I am effectively a poacher turned gamekeeper. I have a background of complaining about the National Programme – and yet I am now one of its GP national clinical leads. This makes me particularly well placed to listen to GPs’ experience and to make sure that it feeds into delivering the most clinical benefit for patient care.
GP user groups are leading the way in terms of what is possible for information systems in practice. I am an additional advocate on behalf of my profession, representing its choices and suggestions at a senior level within NHS Connecting for Health, to deliver the patient benefits GPs really want to see.
GP Systems of Choice
GP Systems of Choice (GPSoC) allows surgeries to have a choice of systems to deliver maximum clinical benefit and avoid unnecessary system changes. This has led to a secure future for systems that have met national priorities, while at the same time meeting local needs and giving improved value for money for taxpayers.
Difficulties remain, of course; but many of these arise from historic experiences and, in some parts of the country, from a rather short-sighted strategy of enforcing “top-down” change without clinical justification.
Worldwide experience shows that the engagement, trust and “ownership” of clinical system implementation by users are key to success and to the early delivery of benefits. GPSoC reflects this need by allowing GPs to stick with their existing system, as long as it develops to meet the needs of the NHS.
Choose and Book
Choose and Book was the earliest exposure that many GPs had to the National Programme. Many felt the advantages were, at best, limited – even for patients. It required a significant time investment from clinicians and GP administrative teams; although when it works well, patients seem to like it.
Nowadays there is a slow but steady shift in opinion. There is much wider, if sometimes reluctant, acceptance of the system. Around 91% of GP practices currently use Choose and Book every month and more than 8 million referrals have been made via the system.
Some GP practices continue to have problems with local technical issues, but more of my colleagues feel their problems are being taken seriously, and acted upon. Hospitals are required to make sufficient slots available, as well as describing their services in ways that make them easily searchable in order to secure “business.”
Difficult issues of consent

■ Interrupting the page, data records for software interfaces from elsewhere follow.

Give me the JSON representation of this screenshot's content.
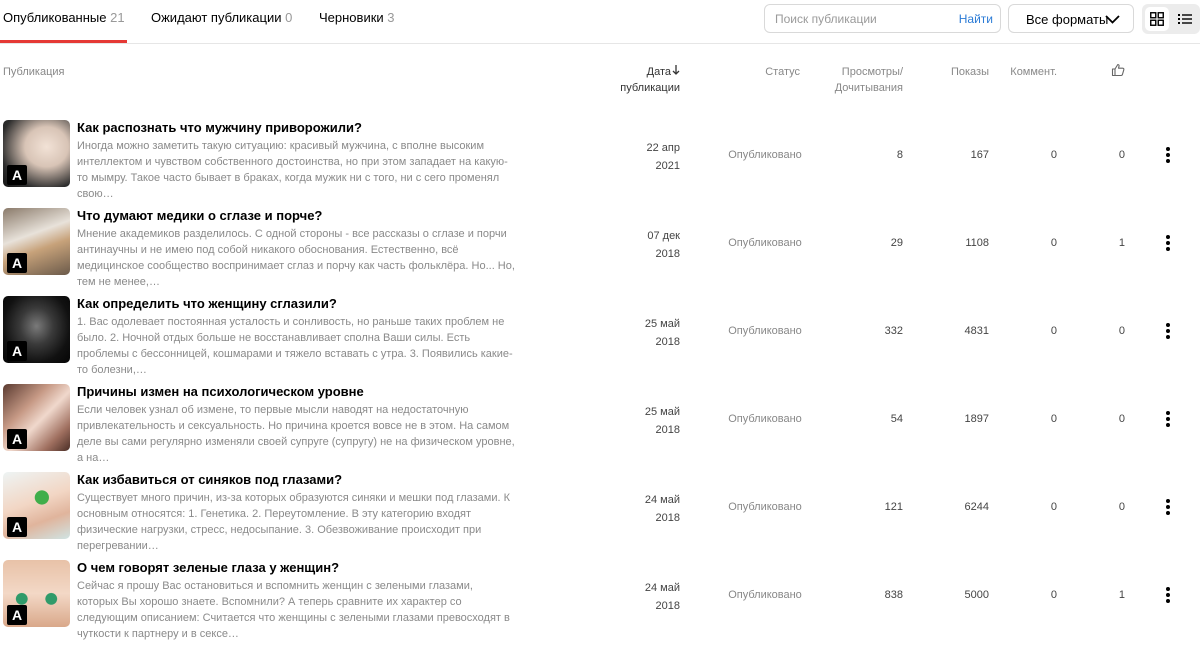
{
  "tabs": [
    {
      "label": "Опубликованные",
      "count": "21"
    },
    {
      "label": "Ожидают публикации",
      "count": "0"
    },
    {
      "label": "Черновики",
      "count": "3"
    }
  ],
  "search": {
    "placeholder": "Поиск публикации",
    "button": "Найти",
    "value": ""
  },
  "format_select": {
    "label": "Все форматы"
  },
  "view_toggle": {
    "grid_icon": "grid-icon",
    "list_icon": "list-icon"
  },
  "columns": {
    "publication": "Публикация",
    "date_line1": "Дата",
    "date_line2": "публикации",
    "status": "Статус",
    "views_line1": "Просмотры/",
    "views_line2": "Дочитывания",
    "shows": "Показы",
    "comments": "Коммент.",
    "likes_icon": "thumbs-up-icon"
  },
  "rows": [
    {
      "title": "Как распознать что мужчину приворожили?",
      "excerpt": "Иногда можно заметить такую ситуацию: красивый мужчина, с вполне высоким интеллектом и чувством собственного достоинства, но при этом западает на какую-то мымру. Такое часто бывает в браках, когда мужик ни с того, ни с сего променял свою…",
      "date_day": "22 апр",
      "date_year": "2021",
      "status": "Опубликовано",
      "views": "8",
      "shows": "167",
      "comments": "0",
      "likes": "0",
      "badge": "A"
    },
    {
      "title": "Что думают медики о сглазе и порче?",
      "excerpt": "Мнение академиков разделилось. С одной стороны - все рассказы о сглазе и порчи антинаучны и не имею под собой никакого обоснования. Естественно, всё медицинское сообщество воспринимает сглаз и порчу как часть фольклёра. Но... Но, тем не менее,…",
      "date_day": "07 дек",
      "date_year": "2018",
      "status": "Опубликовано",
      "views": "29",
      "shows": "1108",
      "comments": "0",
      "likes": "1",
      "badge": "A"
    },
    {
      "title": "Как определить что женщину сглазили?",
      "excerpt": "1. Вас одолевает постоянная усталость и сонливость, но раньше таких проблем не было. 2. Ночной отдых больше не восстанавливает сполна Ваши силы. Есть проблемы с бессонницей, кошмарами и тяжело вставать с утра. 3. Появились какие-то болезни,…",
      "date_day": "25 май",
      "date_year": "2018",
      "status": "Опубликовано",
      "views": "332",
      "shows": "4831",
      "comments": "0",
      "likes": "0",
      "badge": "A"
    },
    {
      "title": "Причины измен на психологическом уровне",
      "excerpt": "Если человек узнал об измене, то первые мысли наводят на недостаточную привлекательность и сексуальность. Но причина кроется вовсе не в этом. На самом деле вы сами регулярно изменяли своей супруге (супругу) не на физическом уровне, а на…",
      "date_day": "25 май",
      "date_year": "2018",
      "status": "Опубликовано",
      "views": "54",
      "shows": "1897",
      "comments": "0",
      "likes": "0",
      "badge": "A"
    },
    {
      "title": "Как избавиться от синяков под глазами?",
      "excerpt": "Существует много причин, из-за которых образуются синяки и мешки под глазами. К основным относятся: 1. Генетика. 2. Переутомление. В эту категорию входят физические нагрузки, стресс, недосыпание. 3. Обезвоживание происходит при перегревании…",
      "date_day": "24 май",
      "date_year": "2018",
      "status": "Опубликовано",
      "views": "121",
      "shows": "6244",
      "comments": "0",
      "likes": "0",
      "badge": "A"
    },
    {
      "title": "О чем говорят зеленые глаза у женщин?",
      "excerpt": "Сейчас я прошу Вас остановиться и вспомнить женщин с зелеными глазами, которых Вы хорошо знаете. Вспомнили? А теперь сравните их характер со следующим описанием: Считается что женщины с зелеными глазами превосходят в чуткости к партнеру и в сексе…",
      "date_day": "24 май",
      "date_year": "2018",
      "status": "Опубликовано",
      "views": "838",
      "shows": "5000",
      "comments": "0",
      "likes": "1",
      "badge": "A"
    }
  ],
  "colors": {
    "accent": "#e53935",
    "link": "#2b7bd6"
  }
}
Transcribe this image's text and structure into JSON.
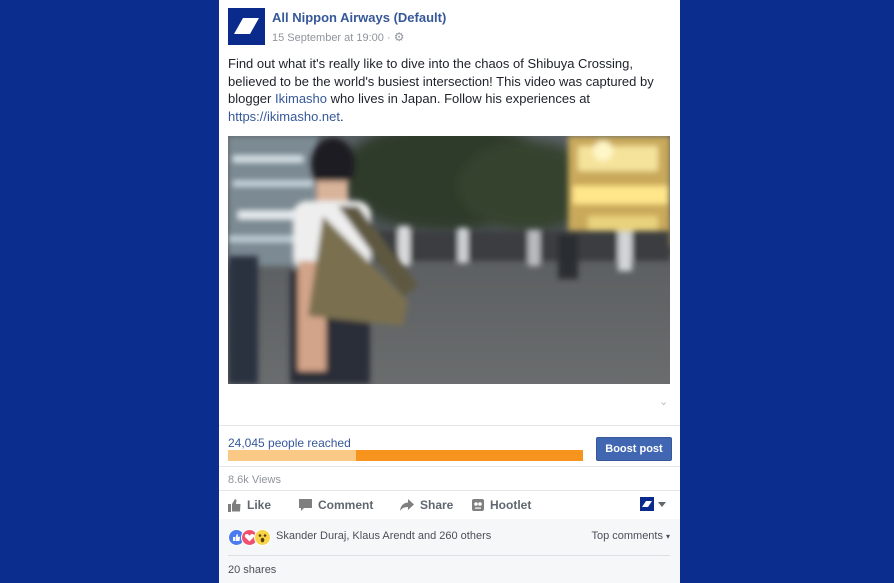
{
  "post": {
    "page_name": "All Nippon Airways (Default)",
    "timestamp": "15 September at 19:00",
    "separator": " · ",
    "text_before": "Find out what it's really like to dive into the chaos of Shibuya Crossing, believed to be the world's busiest intersection! This video was captured by blogger ",
    "mention": "Ikimasho",
    "text_middle": " who lives in Japan. Follow his experiences at ",
    "url": "https://ikimasho.net",
    "text_after": ".",
    "colors": {
      "brand_blue": "#0a2a8c",
      "link": "#365899",
      "background": "#0b2d8e"
    }
  },
  "video": {
    "scene": "street-video-frame"
  },
  "insights": {
    "reach_label": "24,045 people reached",
    "reach_bar_organic_fraction": 0.36,
    "boost_label": "Boost post",
    "views": "8.6k Views"
  },
  "actions": {
    "like": "Like",
    "comment": "Comment",
    "share": "Share",
    "hootlet": "Hootlet"
  },
  "reactions": {
    "icons": [
      "like-reaction-icon",
      "love-reaction-icon",
      "wow-reaction-icon"
    ],
    "names": "Skander Duraj, Klaus Arendt and 260 others",
    "top_comments": "Top comments"
  },
  "shares": {
    "label": "20 shares"
  }
}
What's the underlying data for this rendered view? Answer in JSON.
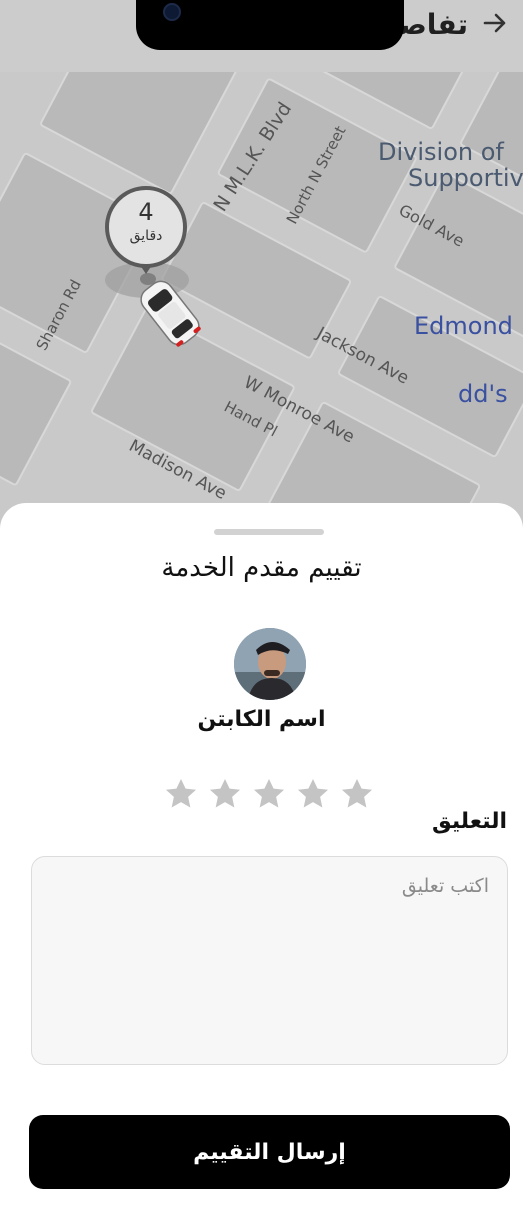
{
  "header": {
    "title": "تفاصيل",
    "back_icon": "arrow-right-icon"
  },
  "map": {
    "streets": [
      "N M.L.K. Blvd",
      "North N Street",
      "Gold Ave",
      "Sharon Rd",
      "Jackson Ave",
      "W Monroe Ave",
      "Hand Pl",
      "Madison Ave"
    ],
    "pois": [
      {
        "text": "Division of",
        "color": "#4a5a70"
      },
      {
        "text": "Supportiv",
        "color": "#4a5a70"
      },
      {
        "text": "Edmond",
        "color": "#3a50a0"
      },
      {
        "text": "dd's",
        "color": "#3a50a0"
      }
    ],
    "eta": {
      "value": "4",
      "unit": "دقايق"
    }
  },
  "sheet": {
    "title": "تقييم مقدم الخدمة",
    "captain_name": "اسم الكابتن",
    "rating": {
      "max": 5,
      "value": 0,
      "empty_color": "#c4c4c4"
    },
    "comment_label": "التعليق",
    "comment_placeholder": "اكتب تعليق",
    "comment_value": "",
    "submit_label": "إرسال التقييم"
  }
}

At roadshows across the country, doctors and other NHS staff have articulated their worries about the governance of shared records, security and consent. I am involved in discussions about the Summary Care Record (SCR), which enables NHS professionals, such as those operating in emergency or out of hours care, to access basic information about patient medication, allergies and – eventually – significant medical history.
I welcome the recent University College of London evaluation report, which has given us all some very important points to consider. Some clinicians and patients have been very vocal on the subject, but for me the crucial issue is that the solution needs to be jointly owned and understood by clinicians and patients, and to work for both groups.
NHS CfH is commissioning independent work to update guidance on medical record sharing and governance to progress this issue.
An additional future challenge is the changeover to the SNOMED clinical terms. There are always valid concerns about the risks surrounding data migration, and NHS CfH is working to assess these risks and support the development of new ways to enable efficient coding using SNOMED in the clinical consultation.
With common coding, the exchange of information will be easier and safer across care settings, and along with GP2GP transfer, it will reduce the administrative burden on practices.
Don’t grumble, criticise (constructively)
Recently GPs in the East Midlands told me that they needed practical resources to help them maximise the benefits of current and new systems, as well as an overview of how different programmes work together.
All practices are at different stages of development and, in the areas where there are problems, my priority is to establish a system to engage with practices in a consistent, effective way that supports the change management process.
We have to be upfront with GPs about the risks and benefits involved in these ambitious changes, and to remain open and honest about lessons learned from pilots and early adopters. All practices should be actively encouraged to use telephone helplines and support desks in order to report any errors, deficiencies and faults.
The culture of grumbling and “working-around” system deficiencies – but not filing reports – needs to be replaced by the “open” attitude of constructive criticism. As in clinical practice, it is usually the system at fault rather than the individual!
Looking to the future
What do we expect the surgery of the future to look like? There will be an increasingly wide diversity of professionals working there, including nurse practitioners and healthcare assistants, who will often take on many of the tasks previously done by GPs.
The front desk and waiting room will be quieter, as patients will not have to make multiple visits. An increasing number of patients will communicate with their doctors via electronic channels, receive text messages for their appointments and regularly monitoring their health at home.
Patients will have access to care plans and self-help resources and be able to compare their care with NICE guidance. In the consulting room, biometric measurements will be inserted directly onto the patient’s record while the patient and doctor agree management plan changes, supported by “online” guidance and material.
In my experience, GPs want and need to be kept informed about changes at the right time for their surgery, as well as knowing how to escalate issues when difficulties arise. As a professional group we have high expectations for systems that focus firmly on clinical care, but which also support surgery and wider NHS business processes.
Only by listening to GPs, using their feedback and experience, and ensuring that they are properly supported, can we ensure that better, safer patient care facilitated by IT becomes a reality for all.